Read about Amy’s highlights of her Energy Corps term:
After seven long years working for a corporation, Energy Corps has been a welcome change of pace. These past 11 months have been amazing and educational. I have thoroughly enjoyed meeting the people that I’ve taught about conserving energy in their home. Iowans are smart, funny, kind and humble. In the short hour that we spend together, I’ve made connections that I will always remember with class participants. It is inspiring to empower people to make changes in their lives that will help then save money and reduce their energy use. So for my last blog, let’s take a look back at 11 highlights (one for each month) from my term of service.
June – Training in Butte Montana was an excellent way to begin this journey. Meeting the Energy Corps staff and other service members was great. We learned a lot in those first few days that would help us navigate the remainder of our term of service.
July – I taught my first energy conservation class to HACAP clients and survived! I remember being surprised by how much people are willing to open up and share about their energy concerns or ways that they save. Things only got better as I got into a groove of teaching and learned what worked and didn’t work.
August – Met Conservation Corps member, Theo, who works with RREAL helping to bring solar furnaces to Iowa. This meeting led to HACAP installing the first solar furnace in Iowa on a HACAP Transitional Home in Cedar Rapids. And, it created an alliance between RREAL and HACAP that has brought Theo’s successor, Jackie, to work at HACAP and share a cubicle with me.
September – 9/11 Day of Service brought together a group of AmeriCorps members to serve with Feed Iowa First weeding and picking tomatoes and strawberries. Feed Iowa First is leading the way in making sure local produce is available to those who are hungry in Eastern Iowa.
October – A client approached me after one of my classes to thank me for the information but to express how it was too little, too late. She was going to have her utilities turned off soon which would lead to her and her daughter being evicted from their rental property and therefore homeless. I was able to help find funding for her to pay off her utility bill so she could remain in her home. I was grateful she approached me after class and that HACAP was able to help her during a rough patch in her life.
November – I spent the first week of November assisting with LIHEAP applications at the HACAP Urban office. There were times when the waiting room was standing room only and there were 40 people waiting in line! Talk about a busy season for HACAP.
December – I assisted with a holiday program that matched families to donors that would provide food and gifts during the holidays. This was a heartwarming way to spend December and a nice bit of a break from teaching.
January – I teamed up with Green Iowa AmeriCorps for a MLK Day of Service project where we weatherized a dozen homes throughout Cedar Rapids. We installed CFL bulbs, installed window insulator kits, rope caulked leaks throughout the home and installed efficient aerators and showerheads. People were excited for the energy saving tools, especially during this very cold Iowa winter.

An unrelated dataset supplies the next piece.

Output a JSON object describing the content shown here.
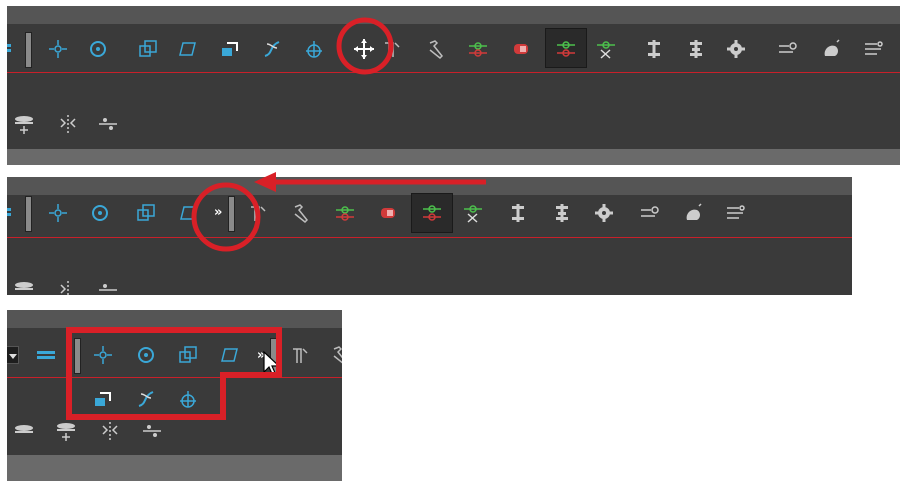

February – Taught preschool children about Energy! And boy do they have a lot of it! What a treat to talk to them about where energy comes from and how we can conserve it.
March – Once again, teamed up with Green Iowa AmeriCorps to weatherize a domestic violence shelter in Iowa City. The facility housed 15 families and had a lot of common spaces. The families and staff that we met were grateful that we were helping to reduce drafts from the windows as nights at the shelter were very cold with the wind wailing. We also installed low flow aerators and showerheads and CFL bulbs.
April – Built a solar oven and displayed it at Ecofest, an Earth Day festival in Cedar Rapids, where we made vegan sugar cookies! This was a great event to end my term of service.
I’m grateful for all of the experiences and knowledge that I’m taking with me. I can’t thank HACAP or the Energy Corps program enough for this tremendous experience. Wishing all of my fellow Energy Corps members the best of luck in their future endeavors.
Amy Luebbert has a B.A. in Geography with a minor in Anthropology. She volunteered in Des Moines, IA as a community organizer with Oxfam America from 2011-2013. This experience offered her the opportunity to lobby on behalf of small scale farmers around the world, engage and inform the public on issues of hunger and poverty, organize events, manage volunteers and develop a social media presence for their local group. Amy has seven years of experience in the corporate world and is excited to have the opportunity to pursue a career more in line with her passions. Amy served with HACAP promoting energy efficiency and conservation through public trainings. She assisted in energy-related certification presentations and educated residents about heating system maintenance and general energy conservation education.